How can I avoid curdled yogurt in curry?
To avoid yogurt curdling when you add it to the curry, try taking the yogurt out of the fridge earlier so it’s not too cold before adding it. Yogurt added at room temperature to a hot curry is less likely to curdle. Also be aware of other ingredients that makde yogurt curdle that you’ve added to your curry.
The western variations of Indian curries tend to incorporate cream and sugar, masking the authenticity of the Indian spices, whereas, it’s believed the use of yogurt helps to enhance them. As Indian chef’s have generations of experience cooking with this ingredient, the method of tempering is second nature to them.
Can yogurt be substituted for anything that doesn't curdle?
You can try sour cream, cream, buttermilk or cottage cheese as yogurt substitutes but you'll likely still have the same issues with curdling (unless you follow the above advice on avoiding it!). All of these produce a creamy texture in your dish, but the flavor will vary depending which of these and how much you use, so keep this in mind when choosing your substitute.

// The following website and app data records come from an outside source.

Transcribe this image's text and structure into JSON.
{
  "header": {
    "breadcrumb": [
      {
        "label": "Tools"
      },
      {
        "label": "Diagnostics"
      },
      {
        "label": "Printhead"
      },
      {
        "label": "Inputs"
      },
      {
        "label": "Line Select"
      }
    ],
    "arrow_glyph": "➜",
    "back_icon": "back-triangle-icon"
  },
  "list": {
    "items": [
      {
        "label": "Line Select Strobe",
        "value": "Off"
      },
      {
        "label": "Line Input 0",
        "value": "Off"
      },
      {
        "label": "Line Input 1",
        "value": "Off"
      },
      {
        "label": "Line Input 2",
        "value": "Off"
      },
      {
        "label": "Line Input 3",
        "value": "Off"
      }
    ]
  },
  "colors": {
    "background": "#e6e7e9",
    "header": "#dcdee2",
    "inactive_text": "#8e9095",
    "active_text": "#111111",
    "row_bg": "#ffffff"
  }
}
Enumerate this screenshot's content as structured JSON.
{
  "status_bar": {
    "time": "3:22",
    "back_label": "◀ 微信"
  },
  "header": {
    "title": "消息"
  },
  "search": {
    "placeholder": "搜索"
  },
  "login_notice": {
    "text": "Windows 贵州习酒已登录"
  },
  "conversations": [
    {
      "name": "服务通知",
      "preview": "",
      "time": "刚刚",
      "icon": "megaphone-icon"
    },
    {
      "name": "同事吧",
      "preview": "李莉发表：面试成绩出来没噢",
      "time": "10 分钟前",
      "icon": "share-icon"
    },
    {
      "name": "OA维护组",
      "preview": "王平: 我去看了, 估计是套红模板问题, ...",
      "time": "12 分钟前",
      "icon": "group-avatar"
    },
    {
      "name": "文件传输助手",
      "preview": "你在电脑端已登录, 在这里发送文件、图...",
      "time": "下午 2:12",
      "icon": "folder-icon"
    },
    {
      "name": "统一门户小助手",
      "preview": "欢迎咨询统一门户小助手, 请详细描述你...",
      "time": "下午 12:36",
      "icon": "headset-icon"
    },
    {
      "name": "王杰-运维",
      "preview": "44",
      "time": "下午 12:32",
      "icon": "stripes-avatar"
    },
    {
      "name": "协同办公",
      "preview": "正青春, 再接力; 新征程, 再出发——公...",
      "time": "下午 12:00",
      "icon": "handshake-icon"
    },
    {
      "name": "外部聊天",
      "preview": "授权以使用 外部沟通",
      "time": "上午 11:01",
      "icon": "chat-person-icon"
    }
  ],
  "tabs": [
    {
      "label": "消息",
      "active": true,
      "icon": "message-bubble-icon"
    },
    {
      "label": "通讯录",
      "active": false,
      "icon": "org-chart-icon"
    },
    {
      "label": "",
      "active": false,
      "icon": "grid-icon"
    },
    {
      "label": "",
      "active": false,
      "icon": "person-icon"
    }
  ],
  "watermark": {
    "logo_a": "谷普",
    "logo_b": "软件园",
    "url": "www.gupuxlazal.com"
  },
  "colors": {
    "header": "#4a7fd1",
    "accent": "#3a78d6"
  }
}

As plant based milk has exploded so has the various yogurt options. Coconut or soy milk yogurt, tamarind or even avocado on it’s own, can also be used as a vegan option for yogurt or cream dishes. These will easily add a creamy texture to your recipes.